A single cause for Gulf War illnesses may never be found, but research is finding evidence of physical disease that could lead to better treatments, medical experts said during a forum in Washington on Operation Desert Storm exposures June 16.
Roughly a quarter of the nearly 700,000 troops who deployed for the 1990-91 Iraq conflict have ill-defined chronic symptoms such as joint pain, gastrointestinal disorders, fatigue, headaches, insomnia and memory problems.
Dr. James Baraniuk, an associate professor at Georgetown University who conducts imaging research on veterans with Gulf War illnesses, said his work and other studies are zeroing in on biological evidence, or biomarkers, in the brain that provide proof of damage and could lead to improved treatment.
“What is going on with the brains of the Gulf War veterans, our neurotoxic exposed veterans? This research has the possibility to bring closure,” Baraniuk said during a symposium hosted by the Center for 21st Century Security and Intelligence at Brookings and Georgetown University.
According to Baraniuk, the research could have applications for understanding non-combat-related diseases like Alzheimer’s, chronic fatigue syndrome and fibromyalgia.
In many cases, the causes of Gulf War illnesses are unknown. An indeterminate number of troops were exposed to chemical weapons when coalition forces destroyed a storage facility at Khamisiya, Iraq, in March 1991. Other troops were given anthrax vaccines containing an additive, squalene that may have caused a reaction. Some research indicates that some troops had bad reactions to the anti-nerve agent pyridostigmine bromide or the antibiotic ciprofloxacin, which also was administered.
At the forum, researchers, veterans and Veterans Affairs medical leadership discussed how ill veterans are faring and what is being done to help them.
Dr. Carolyn Clancy, VA deputy undersecretary for health for organizational excellence, said VA, which maintains a registry of Gulf War veterans, continues to support research on unexplained chronic multisymptom illnesses, focusing on specialized care for veterans.
According to Clancy, VA provides comprehensive physical exams to all Persian Gulf War veterans on request and is conducting research on diagnosis and treatment. She said the VA, which spent $14 million on Gulf War illnesses research in 2015, must strike a balance between finding a cause and researching treatments.
“It’s clearly not a psychological condition, which doesn’t mean that it doesn’t have psychological impact,” Clancy said. “We are committed to ensuring our clinical research efforts take into account physical, psychological and social health factors.”
Recent discoveries at VA have led to improved treatment for insomnia, yielding better overall health outcomes for these veterans and improved understanding of the gastrointestinal symptoms, she added.
Baraniuk said VA needed to ensure that its medical personnel understood Gulf War illnesses as a physical disease and also needed to improve its tracking of these veterans as they age.

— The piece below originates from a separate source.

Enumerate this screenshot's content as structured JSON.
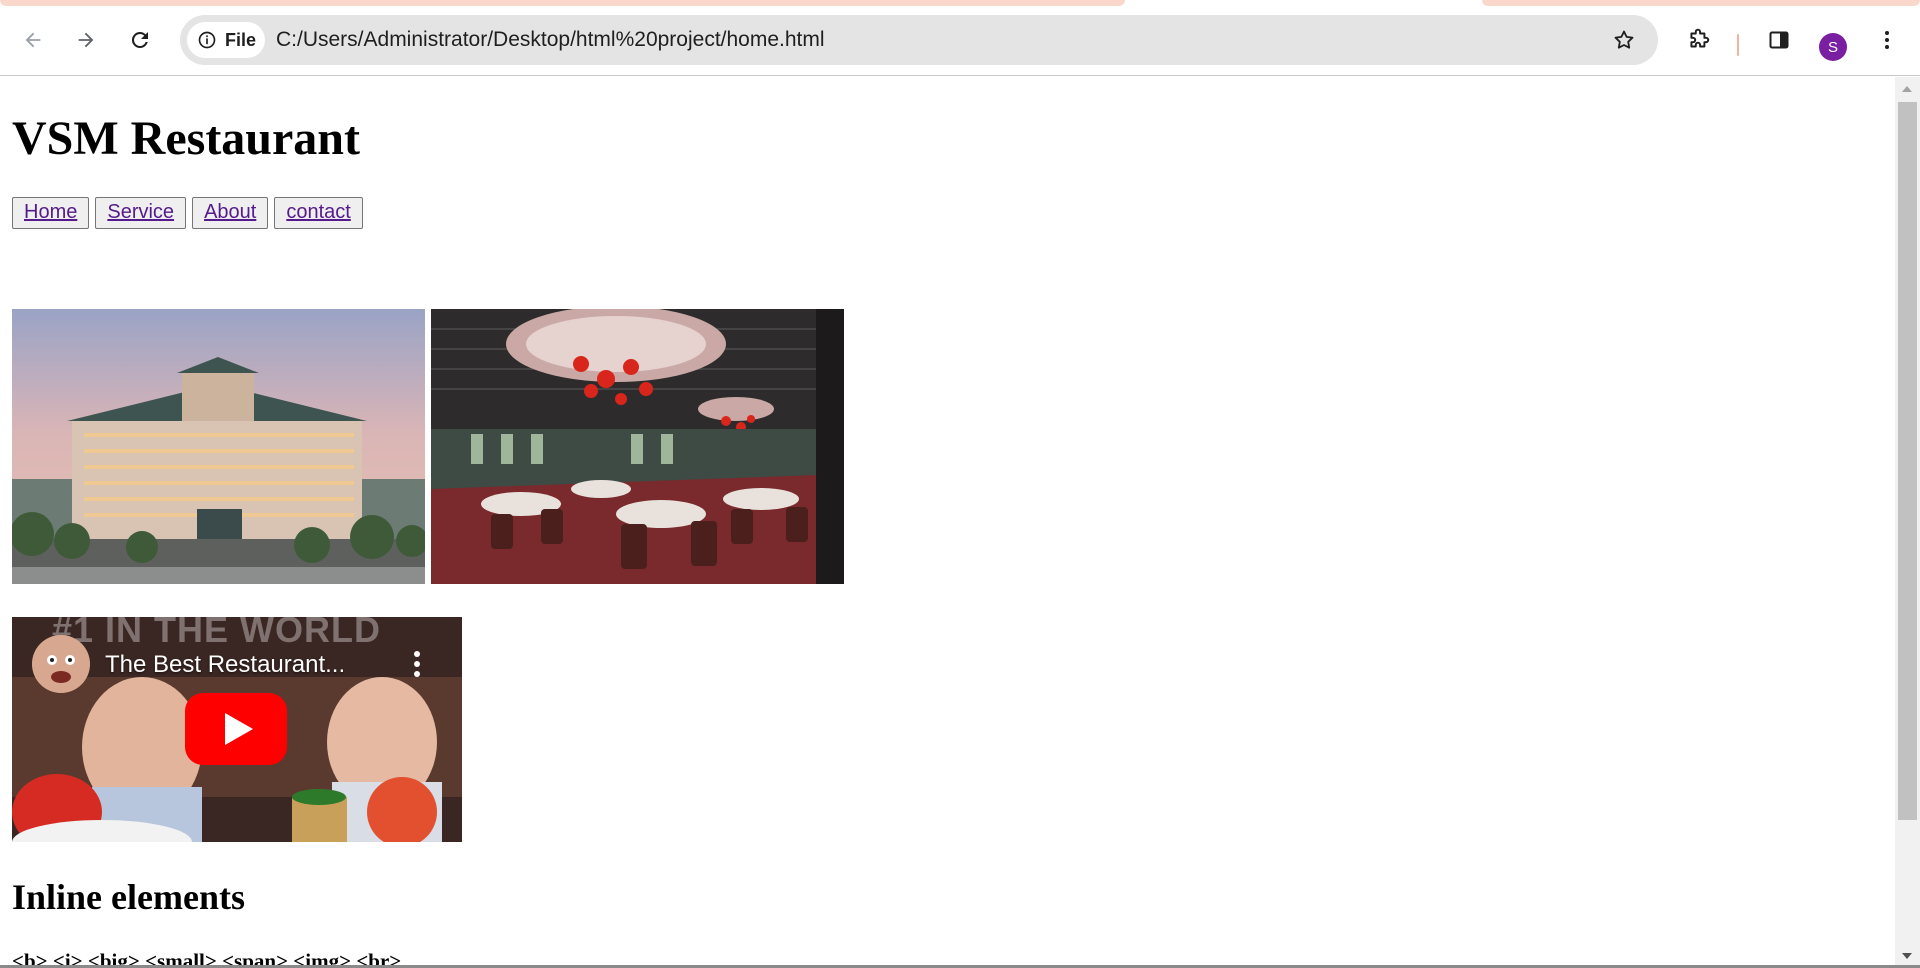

“Some of these veterans have lung cancers, brain cancers and yet there are no statistics on deaths. It seems like with a group that is in a registry, there should be a way of tracking people,” he said.
Rep. Mike Coffman, R-Colo., a Desert Storm veteran who served with a Marine Corps light armored reconnaissance unit and now sits on the House Veterans’ Affairs Committee, said he believes Gulf War veterans are a forgotten group that deserves continued attention.
“The research has been inappropriately directed to psychosomatic causes and it’s been of questionable quality … and there have been questionable decisions on disability claims at VA,” Coffman said. “We have a long ways to go. The fact that 25 years have elapsed and we are having this discussion today is not good.” (Source: Military Times | Patricia Kime | June 17, 2016)
Thomas Crisp is a retired military officer from Whitmire. His veterans updates can be found weekly in The Newberry Observer.